• [Work instructions]
Keep every line in which "document" occurs and drop the rest of the data.

• [Available records]
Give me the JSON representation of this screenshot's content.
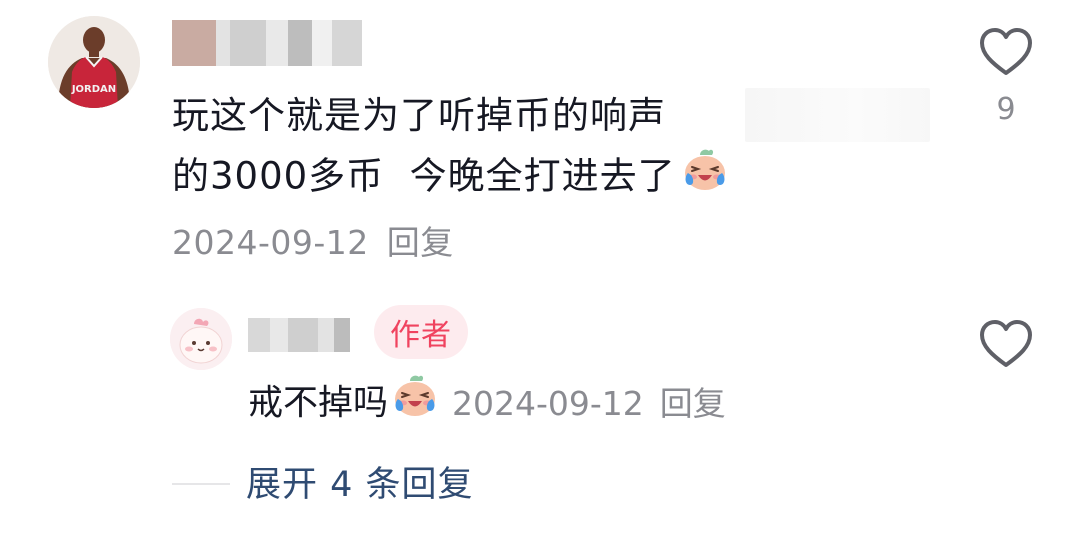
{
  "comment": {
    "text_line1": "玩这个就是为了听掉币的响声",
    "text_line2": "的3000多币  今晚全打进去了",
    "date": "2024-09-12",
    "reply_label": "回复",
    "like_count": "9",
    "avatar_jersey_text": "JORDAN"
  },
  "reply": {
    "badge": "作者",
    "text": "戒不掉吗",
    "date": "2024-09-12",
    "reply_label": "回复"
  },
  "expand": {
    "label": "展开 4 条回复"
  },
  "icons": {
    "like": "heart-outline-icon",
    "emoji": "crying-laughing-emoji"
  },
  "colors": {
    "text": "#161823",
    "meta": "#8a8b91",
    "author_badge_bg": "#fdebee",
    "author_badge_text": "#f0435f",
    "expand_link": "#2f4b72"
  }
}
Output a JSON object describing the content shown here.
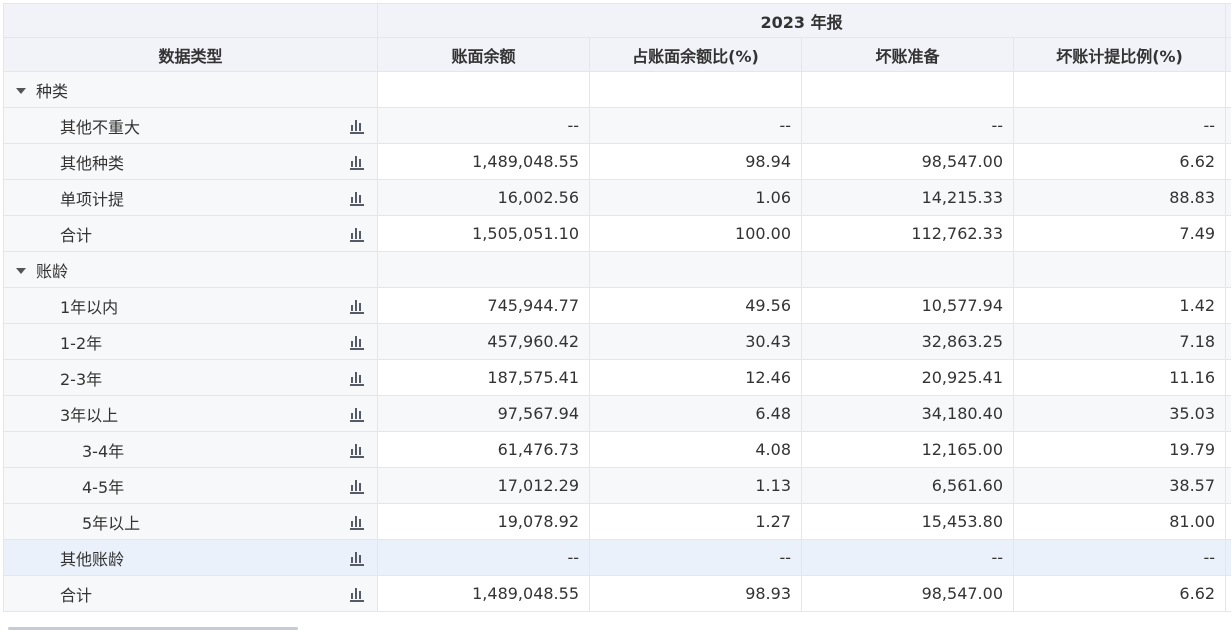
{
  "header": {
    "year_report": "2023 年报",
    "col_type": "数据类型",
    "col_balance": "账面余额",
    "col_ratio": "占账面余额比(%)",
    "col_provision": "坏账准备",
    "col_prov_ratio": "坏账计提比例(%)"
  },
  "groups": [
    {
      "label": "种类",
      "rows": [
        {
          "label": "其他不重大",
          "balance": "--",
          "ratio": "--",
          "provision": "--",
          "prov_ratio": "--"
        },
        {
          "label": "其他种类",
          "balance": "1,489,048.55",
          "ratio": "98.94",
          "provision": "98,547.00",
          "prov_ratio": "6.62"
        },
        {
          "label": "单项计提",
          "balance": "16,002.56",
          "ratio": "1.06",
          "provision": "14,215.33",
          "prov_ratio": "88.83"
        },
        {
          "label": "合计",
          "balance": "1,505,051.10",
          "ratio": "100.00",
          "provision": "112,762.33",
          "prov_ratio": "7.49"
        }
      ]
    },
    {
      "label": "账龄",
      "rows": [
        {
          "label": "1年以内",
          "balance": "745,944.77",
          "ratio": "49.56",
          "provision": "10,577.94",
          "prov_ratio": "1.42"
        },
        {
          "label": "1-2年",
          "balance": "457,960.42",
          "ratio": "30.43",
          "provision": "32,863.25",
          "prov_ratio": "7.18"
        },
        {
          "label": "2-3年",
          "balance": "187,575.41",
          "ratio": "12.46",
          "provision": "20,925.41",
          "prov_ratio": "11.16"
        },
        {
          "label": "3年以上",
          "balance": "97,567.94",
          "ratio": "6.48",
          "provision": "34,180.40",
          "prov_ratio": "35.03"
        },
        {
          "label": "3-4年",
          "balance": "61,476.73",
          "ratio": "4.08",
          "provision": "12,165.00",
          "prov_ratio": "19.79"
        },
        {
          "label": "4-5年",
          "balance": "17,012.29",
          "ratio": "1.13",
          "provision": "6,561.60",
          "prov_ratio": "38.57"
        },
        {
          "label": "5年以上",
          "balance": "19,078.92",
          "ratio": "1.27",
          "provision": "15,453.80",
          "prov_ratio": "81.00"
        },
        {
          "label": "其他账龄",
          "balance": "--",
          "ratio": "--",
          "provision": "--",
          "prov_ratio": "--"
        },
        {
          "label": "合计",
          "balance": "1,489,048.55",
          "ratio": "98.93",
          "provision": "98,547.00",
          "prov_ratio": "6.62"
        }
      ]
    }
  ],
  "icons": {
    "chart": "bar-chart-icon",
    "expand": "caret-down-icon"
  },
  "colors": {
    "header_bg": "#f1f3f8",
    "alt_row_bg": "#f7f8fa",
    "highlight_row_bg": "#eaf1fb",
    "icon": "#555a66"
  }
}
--
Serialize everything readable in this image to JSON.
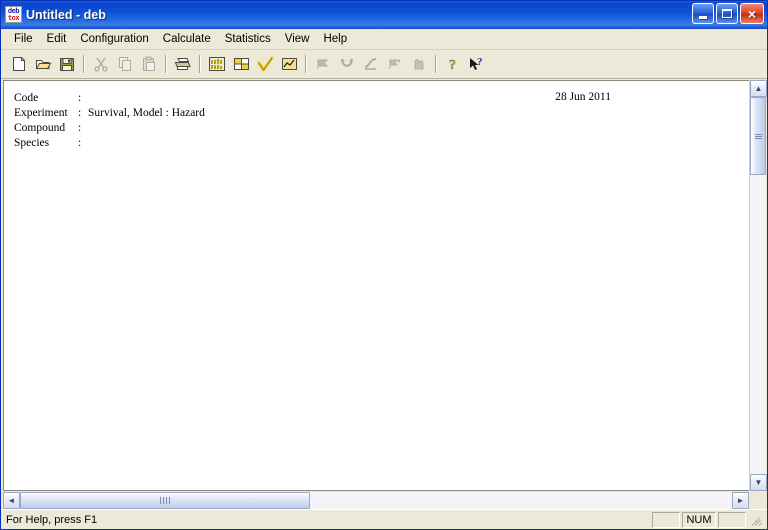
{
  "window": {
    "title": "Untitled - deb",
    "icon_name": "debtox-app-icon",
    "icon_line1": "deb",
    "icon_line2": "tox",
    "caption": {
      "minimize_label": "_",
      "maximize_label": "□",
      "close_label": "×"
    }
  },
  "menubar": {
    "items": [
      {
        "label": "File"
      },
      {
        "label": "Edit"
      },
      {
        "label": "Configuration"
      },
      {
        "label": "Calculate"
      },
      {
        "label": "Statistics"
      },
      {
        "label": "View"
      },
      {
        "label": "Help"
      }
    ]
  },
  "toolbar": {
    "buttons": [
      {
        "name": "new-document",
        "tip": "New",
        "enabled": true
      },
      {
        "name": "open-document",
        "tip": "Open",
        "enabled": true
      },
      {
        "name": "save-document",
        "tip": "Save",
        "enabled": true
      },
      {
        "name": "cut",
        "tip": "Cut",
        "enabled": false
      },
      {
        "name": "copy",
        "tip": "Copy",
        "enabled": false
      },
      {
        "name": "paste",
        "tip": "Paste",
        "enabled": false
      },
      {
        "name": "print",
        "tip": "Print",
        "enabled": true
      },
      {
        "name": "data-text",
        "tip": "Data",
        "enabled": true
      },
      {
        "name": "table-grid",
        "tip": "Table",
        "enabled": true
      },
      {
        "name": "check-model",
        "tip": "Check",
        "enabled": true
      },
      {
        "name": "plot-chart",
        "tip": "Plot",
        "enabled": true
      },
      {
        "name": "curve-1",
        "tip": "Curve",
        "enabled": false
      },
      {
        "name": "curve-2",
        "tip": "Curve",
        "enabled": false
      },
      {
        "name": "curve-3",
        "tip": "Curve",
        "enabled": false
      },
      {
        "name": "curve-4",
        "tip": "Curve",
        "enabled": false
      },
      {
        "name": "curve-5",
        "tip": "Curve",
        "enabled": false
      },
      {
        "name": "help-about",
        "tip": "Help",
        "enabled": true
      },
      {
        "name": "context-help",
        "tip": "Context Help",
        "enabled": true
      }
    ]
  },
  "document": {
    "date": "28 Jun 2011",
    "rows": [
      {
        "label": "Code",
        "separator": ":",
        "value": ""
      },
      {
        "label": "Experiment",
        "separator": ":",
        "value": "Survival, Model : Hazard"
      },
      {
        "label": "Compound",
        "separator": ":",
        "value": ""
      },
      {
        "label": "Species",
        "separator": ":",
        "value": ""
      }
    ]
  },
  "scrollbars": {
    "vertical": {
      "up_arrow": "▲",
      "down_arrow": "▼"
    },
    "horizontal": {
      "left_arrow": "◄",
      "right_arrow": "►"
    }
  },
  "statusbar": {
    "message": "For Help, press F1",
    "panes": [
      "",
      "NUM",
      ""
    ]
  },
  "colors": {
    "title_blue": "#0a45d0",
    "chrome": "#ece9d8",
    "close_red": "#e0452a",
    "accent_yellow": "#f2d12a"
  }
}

• [Solution to the exercise]
        "name": "new-document",
        "name": "open-document",
        "name": "save-document",
  "document": {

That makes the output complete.